The concept of work/life sway is that we can never be perfectly balanced. We have to accept that life is a flow, and that at times we have to be a hundred and ten percent present for work. And at other times, we have to be a hundred and ten percent present for our family. And we have to be ready, willing and able to go back and forth at the drop of a hat as needs, demands and situations require and change.
What surprised you the most when you were interviewing the boomer women who were Power Moms?
I think what surprised me the most was why they were so passive about accepting the status quo when it came to looking for help from their husbands.
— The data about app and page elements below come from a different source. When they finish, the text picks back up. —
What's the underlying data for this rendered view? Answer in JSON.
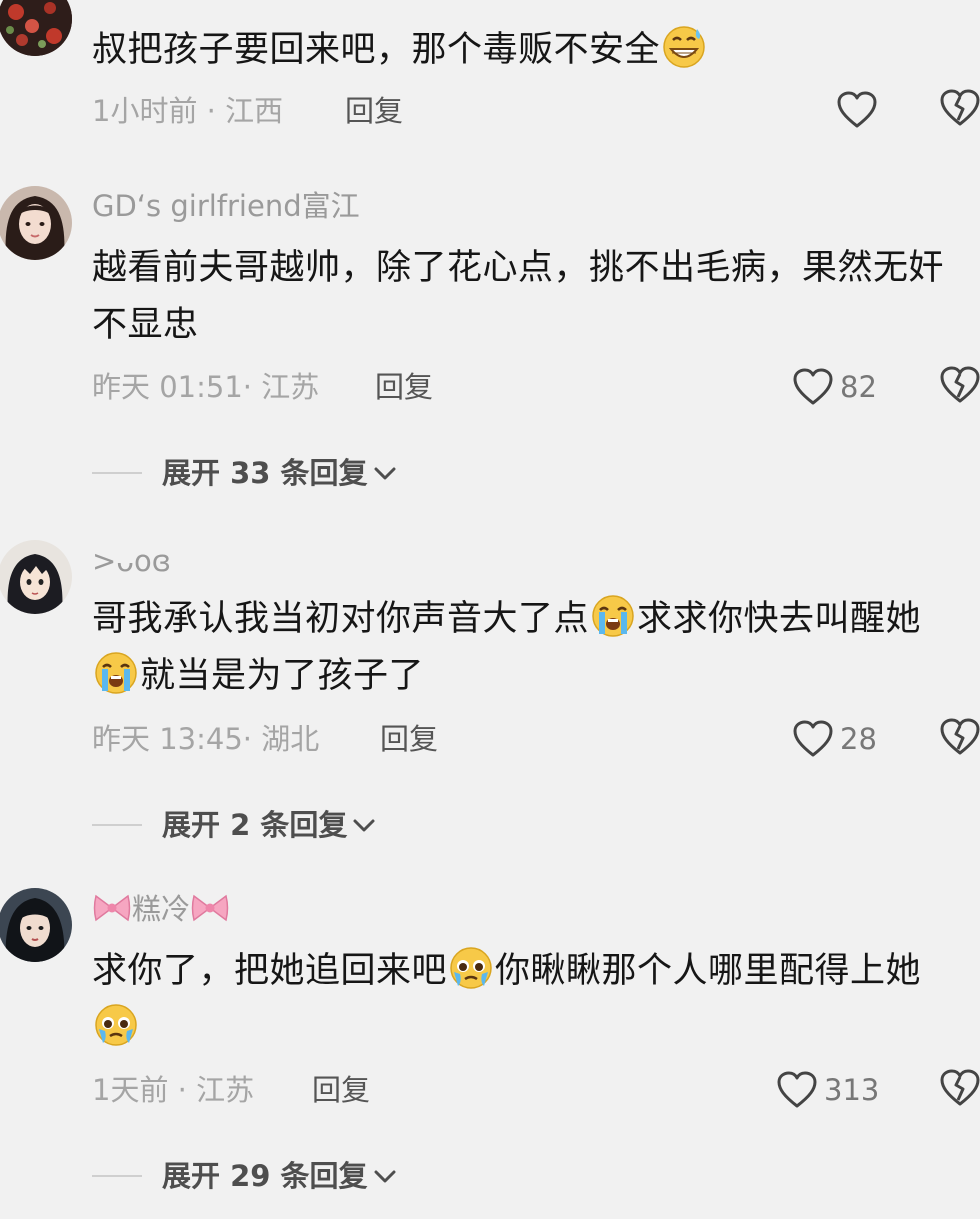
{
  "comments": [
    {
      "username": "",
      "text": "叔把孩子要回来吧，那个毒贩不安全",
      "text_emoji": "grinning-sweat-emoji",
      "meta": "1小时前 · 江西",
      "reply_label": "回复",
      "likes": ""
    },
    {
      "username": "GD‘s girlfriend富江",
      "text": "越看前夫哥越帅，除了花心点，挑不出毛病，果然无奸不显忠",
      "meta": "昨天 01:51· 江苏",
      "reply_label": "回复",
      "likes": "82",
      "expand_label": "展开 33 条回复"
    },
    {
      "username": ">ᴗoɞ",
      "text_part1": "哥我承认我当初对你声音大了点",
      "text_part2": "求求你快去叫醒她",
      "text_part3": "就当是为了孩子了",
      "meta": "昨天 13:45· 湖北",
      "reply_label": "回复",
      "likes": "28",
      "expand_label": "展开 2 条回复"
    },
    {
      "username": "糕冷",
      "text_part1": "求你了，把她追回来吧",
      "text_part2": "你瞅瞅那个人哪里配得上她",
      "meta": "1天前 · 江苏",
      "reply_label": "回复",
      "likes": "313",
      "expand_label": "展开 29 条回复"
    }
  ],
  "colors": {
    "background": "#f1f1f1",
    "text": "#161616",
    "meta": "#a5a5a5",
    "username": "#9a9a9a",
    "icon": "#444444"
  }
}
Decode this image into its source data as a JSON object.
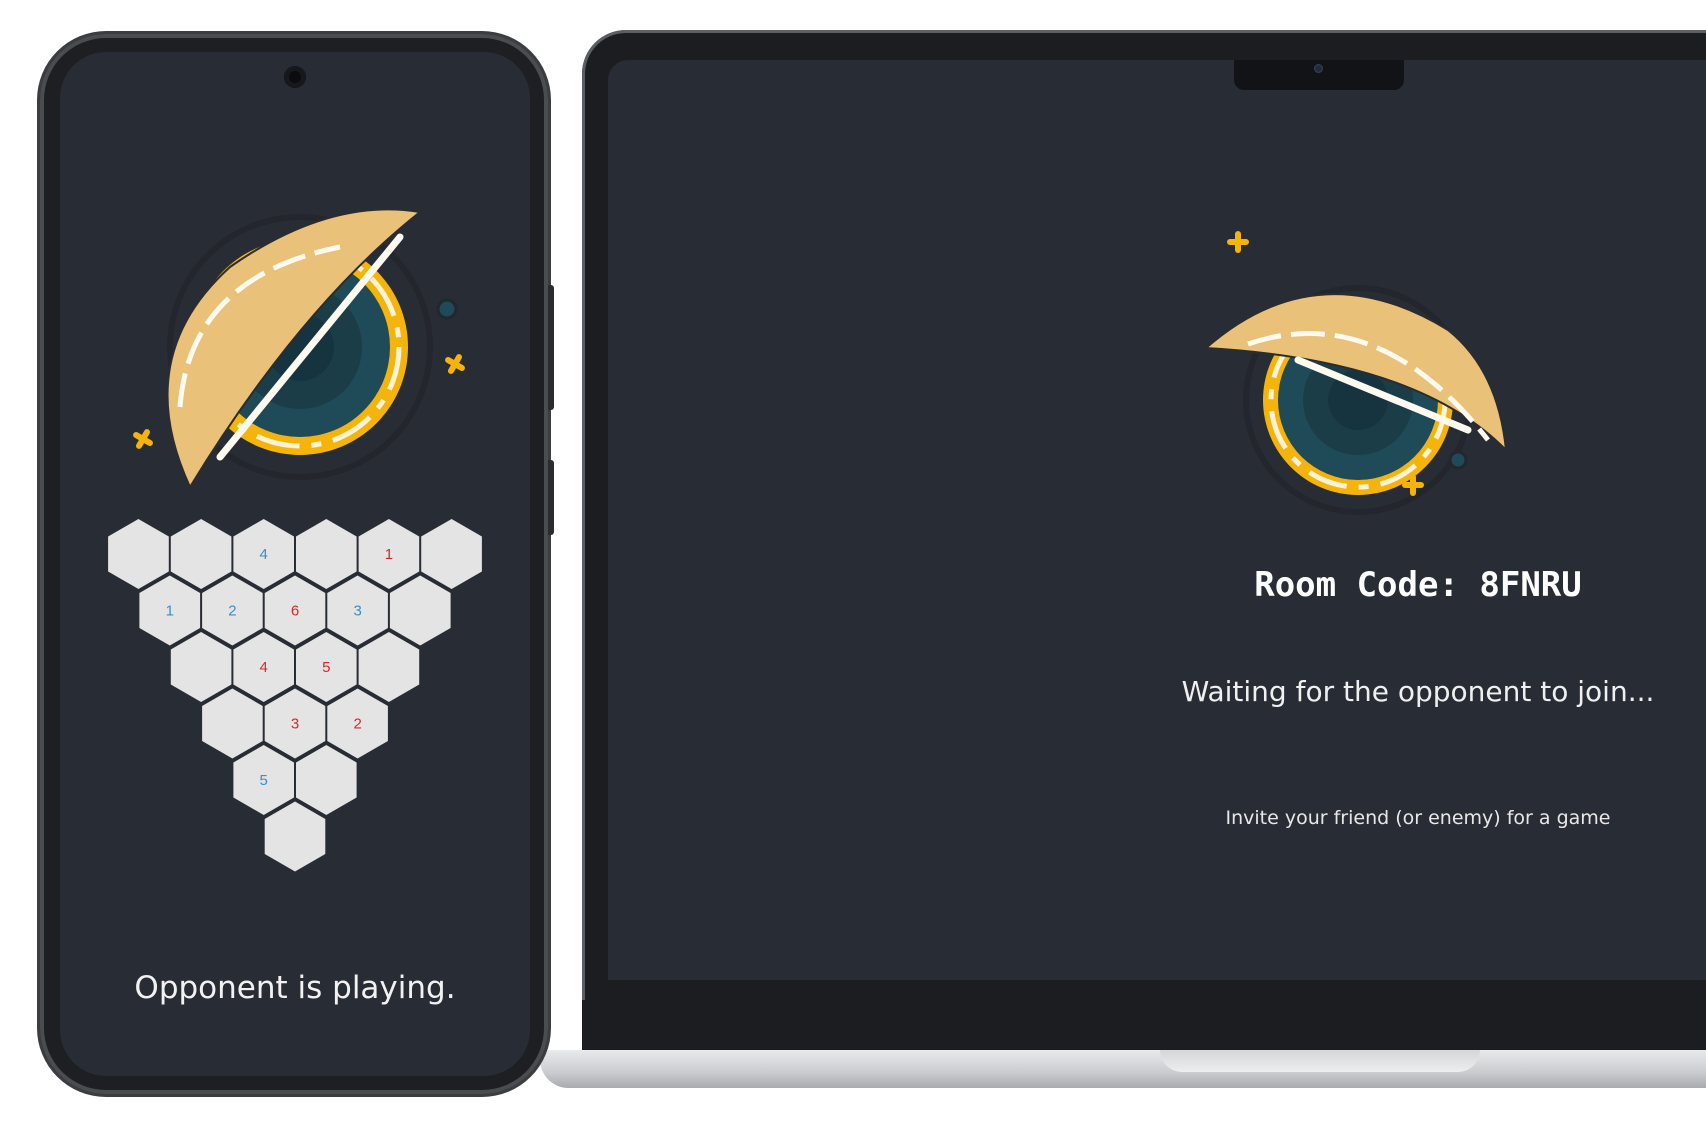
{
  "laptop": {
    "room_code": "Room Code: 8FNRU",
    "waiting_message": "Waiting for the opponent to join...",
    "invite_message": "Invite your friend (or enemy) for a game"
  },
  "phone": {
    "status_message": "Opponent is playing."
  },
  "board": {
    "rows": [
      [
        {
          "value": "",
          "color": ""
        },
        {
          "value": "",
          "color": ""
        },
        {
          "value": "4",
          "color": "blue"
        },
        {
          "value": "",
          "color": ""
        },
        {
          "value": "1",
          "color": "red"
        },
        {
          "value": "",
          "color": ""
        }
      ],
      [
        {
          "value": "1",
          "color": "blue"
        },
        {
          "value": "2",
          "color": "blue"
        },
        {
          "value": "6",
          "color": "red"
        },
        {
          "value": "3",
          "color": "blue"
        },
        {
          "value": "",
          "color": ""
        }
      ],
      [
        {
          "value": "",
          "color": ""
        },
        {
          "value": "4",
          "color": "red"
        },
        {
          "value": "5",
          "color": "red"
        },
        {
          "value": "",
          "color": ""
        }
      ],
      [
        {
          "value": "",
          "color": ""
        },
        {
          "value": "3",
          "color": "red"
        },
        {
          "value": "2",
          "color": "red"
        }
      ],
      [
        {
          "value": "5",
          "color": "blue"
        },
        {
          "value": "",
          "color": ""
        }
      ],
      [
        {
          "value": "",
          "color": ""
        }
      ]
    ]
  },
  "colors": {
    "background": "#282c35",
    "hex_fill": "#e4e4e4",
    "blue": "#3a8fc7",
    "red": "#d62828",
    "logo_gold": "#f5b40c",
    "logo_cream": "#e9c179",
    "logo_teal": "#1f4a57"
  },
  "icons": {
    "logo": "orbit-slash-logo",
    "sparkle": "plus-sparkle-icon",
    "dot": "planet-dot-icon"
  }
}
That was not universally true. But for the most part, it was: 'Of course, I would not ask my husband to pick up Johnny if he gets sick at school and bring him home, because he wouldn't do it.' Or the boomer mom who had a job where she worked evenings at a cable TV station and during her dinner break would rush home to make dinner for her stockbroker husband. It would never occur to her to suggest that he make dinner, because that's what wives did.
And what would you say was the biggest surprise when you talked to the Gen X and millennial moms?
While they still felt working-mother guilt, it took many different forms. And it wasn't, frankly, as harsh. There were boomer moms who could still recount how terrible they felt about being out of town on a business trip on the day of Sally's eleventh birthday, even though she was home for the birthday party on the weekend. And when I interviewed the adult daughter, she said: 'I had no recollection of mom being out of town on the day of my birthday, because mom was there for the party and mom baked the cake.'
And so the younger moms just aren't willing to accept working-mother guilt as a given; they don't see that as their 'lot in life.' And I was, I was glad to see that.
Let's talk some more about the daughters of the boomer Power Moms. What did they tell you?
A lot of them had adolescent clashes with their moms, which is true, irrespective of whether mom is working outside the home or not. But I think that what is different here is they had mothers who were larger than life. And who, in some cases, the daughters felt, Number One, they could never fill her shoes. And Number Two, maybe they didn't want to, because they felt badly about how hard mom was working and how stressed out she was.
And they also saw that it took its toll on her health. There was one daughter whose mom had not one, but two, strokes when the mom was in her forties.
But at the same time, these power moms ended up becoming hugely helpful, informal career coaches as these daughters entered the workforce. And some of the daughters described their moms as their secret weapon, and lent her out to friends of theirs, for feedback on critiquing a resumé or whatever. And so, that was really great.
But I think up until that point, they often had moms who would influence, or try to influence, where they went to college, what they majored in, what their professional pursuits were. And kids generally don't like to be told what to do. And more so, if mom's a super successful executive.
You interviewed some women of color for the book and I'm wondering if there were any differences you found between what you heard from them compared with women who were white. And I'm talking about the boomer power moms, the Gen Xers or the millennials.
There were a significant number of women of color in the book, almost twenty percent. And partly that is a reflection of changing attitudes and acceptance in corporate America of women of color moving into positions of power. And so, the vast majority of those women of color were among the Gen Xers and millennials as to whether their race interfered with their advancement.
It wasn't an issue I asked them, but it definitely was an issue between the mothers and the daughters in some cases. I do remember in one case where the Black executive who was a boomer Power Mom being criticized by her adult daughter for essentially talking 'white' when she was with her white colleagues.
How far do you think we have come for Power Moms, and how far do you think we have to go?
I think we have come light years, but we have a few more light years to go.